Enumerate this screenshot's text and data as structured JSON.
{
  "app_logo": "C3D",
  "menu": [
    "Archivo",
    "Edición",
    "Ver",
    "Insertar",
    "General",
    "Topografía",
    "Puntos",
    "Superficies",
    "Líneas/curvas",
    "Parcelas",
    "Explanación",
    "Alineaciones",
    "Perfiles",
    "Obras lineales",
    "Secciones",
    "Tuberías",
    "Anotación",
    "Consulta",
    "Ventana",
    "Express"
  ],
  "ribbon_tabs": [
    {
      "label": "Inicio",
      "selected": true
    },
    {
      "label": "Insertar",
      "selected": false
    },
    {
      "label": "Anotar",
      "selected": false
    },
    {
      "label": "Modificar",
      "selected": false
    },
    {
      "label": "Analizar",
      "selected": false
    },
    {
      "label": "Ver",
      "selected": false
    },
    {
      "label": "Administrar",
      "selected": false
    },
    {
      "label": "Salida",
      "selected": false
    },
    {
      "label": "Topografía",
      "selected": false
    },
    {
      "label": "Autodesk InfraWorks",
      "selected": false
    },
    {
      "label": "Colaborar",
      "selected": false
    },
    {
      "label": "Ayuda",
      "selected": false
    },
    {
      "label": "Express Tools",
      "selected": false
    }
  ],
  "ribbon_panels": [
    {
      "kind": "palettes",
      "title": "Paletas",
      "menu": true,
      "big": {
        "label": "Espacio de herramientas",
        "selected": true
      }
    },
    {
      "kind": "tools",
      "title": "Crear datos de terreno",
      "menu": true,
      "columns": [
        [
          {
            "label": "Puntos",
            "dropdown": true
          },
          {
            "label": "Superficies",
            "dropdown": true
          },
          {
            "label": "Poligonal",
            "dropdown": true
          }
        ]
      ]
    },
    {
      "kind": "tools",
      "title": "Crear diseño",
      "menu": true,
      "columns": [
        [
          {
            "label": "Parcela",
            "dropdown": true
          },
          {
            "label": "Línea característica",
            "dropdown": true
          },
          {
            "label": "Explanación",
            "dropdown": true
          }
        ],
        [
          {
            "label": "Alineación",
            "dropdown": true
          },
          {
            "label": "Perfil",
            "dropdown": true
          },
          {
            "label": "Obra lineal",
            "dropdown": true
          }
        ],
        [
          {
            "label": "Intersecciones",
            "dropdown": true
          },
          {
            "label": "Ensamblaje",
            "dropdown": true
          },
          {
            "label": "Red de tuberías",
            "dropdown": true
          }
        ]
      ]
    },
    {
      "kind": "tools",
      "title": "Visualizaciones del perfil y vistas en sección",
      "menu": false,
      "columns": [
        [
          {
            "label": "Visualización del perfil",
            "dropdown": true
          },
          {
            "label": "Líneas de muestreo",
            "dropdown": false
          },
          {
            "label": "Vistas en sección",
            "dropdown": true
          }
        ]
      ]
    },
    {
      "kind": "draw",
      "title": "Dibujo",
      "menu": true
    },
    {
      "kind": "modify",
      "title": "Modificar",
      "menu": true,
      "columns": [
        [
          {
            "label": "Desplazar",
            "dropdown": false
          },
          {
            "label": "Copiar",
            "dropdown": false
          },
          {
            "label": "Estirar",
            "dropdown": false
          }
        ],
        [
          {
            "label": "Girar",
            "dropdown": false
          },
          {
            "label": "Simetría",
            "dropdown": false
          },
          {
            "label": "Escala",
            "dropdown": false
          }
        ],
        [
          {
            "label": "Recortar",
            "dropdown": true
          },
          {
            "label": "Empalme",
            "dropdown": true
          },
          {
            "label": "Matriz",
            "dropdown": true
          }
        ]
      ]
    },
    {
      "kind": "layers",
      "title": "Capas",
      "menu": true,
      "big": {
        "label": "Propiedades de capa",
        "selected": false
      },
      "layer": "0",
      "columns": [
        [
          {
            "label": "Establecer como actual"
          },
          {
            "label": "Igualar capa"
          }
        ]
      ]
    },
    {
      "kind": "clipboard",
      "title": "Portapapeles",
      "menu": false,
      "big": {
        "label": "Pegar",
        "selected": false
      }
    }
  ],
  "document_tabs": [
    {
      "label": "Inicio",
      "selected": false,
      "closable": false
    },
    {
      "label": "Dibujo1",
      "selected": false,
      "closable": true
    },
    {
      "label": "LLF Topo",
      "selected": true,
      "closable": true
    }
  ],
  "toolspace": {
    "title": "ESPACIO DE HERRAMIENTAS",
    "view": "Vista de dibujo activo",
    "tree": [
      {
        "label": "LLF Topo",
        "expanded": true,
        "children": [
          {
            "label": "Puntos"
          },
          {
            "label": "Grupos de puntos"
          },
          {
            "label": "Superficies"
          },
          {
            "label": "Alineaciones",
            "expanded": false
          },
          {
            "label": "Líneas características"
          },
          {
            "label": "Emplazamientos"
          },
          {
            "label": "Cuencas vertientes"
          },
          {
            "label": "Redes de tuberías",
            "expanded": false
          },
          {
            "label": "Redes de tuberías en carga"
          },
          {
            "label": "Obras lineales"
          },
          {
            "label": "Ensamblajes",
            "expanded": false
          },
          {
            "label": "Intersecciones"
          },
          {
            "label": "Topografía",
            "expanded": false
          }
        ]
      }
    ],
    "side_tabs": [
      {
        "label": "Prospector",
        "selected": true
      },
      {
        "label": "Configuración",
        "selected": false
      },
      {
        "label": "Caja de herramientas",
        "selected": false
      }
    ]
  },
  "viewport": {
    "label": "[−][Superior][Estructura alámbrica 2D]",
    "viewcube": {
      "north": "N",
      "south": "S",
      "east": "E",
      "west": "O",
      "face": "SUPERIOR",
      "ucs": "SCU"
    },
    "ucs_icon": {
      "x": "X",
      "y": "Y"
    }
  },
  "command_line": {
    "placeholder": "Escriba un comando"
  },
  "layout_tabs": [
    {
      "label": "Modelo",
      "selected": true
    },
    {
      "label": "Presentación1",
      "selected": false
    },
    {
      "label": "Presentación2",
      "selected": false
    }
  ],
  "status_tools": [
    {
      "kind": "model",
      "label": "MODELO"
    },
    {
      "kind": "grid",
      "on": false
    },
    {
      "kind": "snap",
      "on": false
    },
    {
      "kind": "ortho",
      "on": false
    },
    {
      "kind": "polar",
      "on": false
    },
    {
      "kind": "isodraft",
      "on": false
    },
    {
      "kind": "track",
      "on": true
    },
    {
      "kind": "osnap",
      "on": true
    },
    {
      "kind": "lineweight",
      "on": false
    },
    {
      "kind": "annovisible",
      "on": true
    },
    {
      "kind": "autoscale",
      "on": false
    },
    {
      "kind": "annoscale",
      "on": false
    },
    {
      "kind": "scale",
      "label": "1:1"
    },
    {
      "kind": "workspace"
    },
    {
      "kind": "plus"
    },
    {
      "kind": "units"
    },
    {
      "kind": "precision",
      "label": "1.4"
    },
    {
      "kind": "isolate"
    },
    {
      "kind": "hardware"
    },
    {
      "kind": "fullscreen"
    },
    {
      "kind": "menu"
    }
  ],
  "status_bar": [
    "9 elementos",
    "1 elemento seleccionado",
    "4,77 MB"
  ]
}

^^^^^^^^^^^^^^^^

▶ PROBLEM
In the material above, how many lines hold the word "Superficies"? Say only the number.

▶ WRITTEN ANSWER
3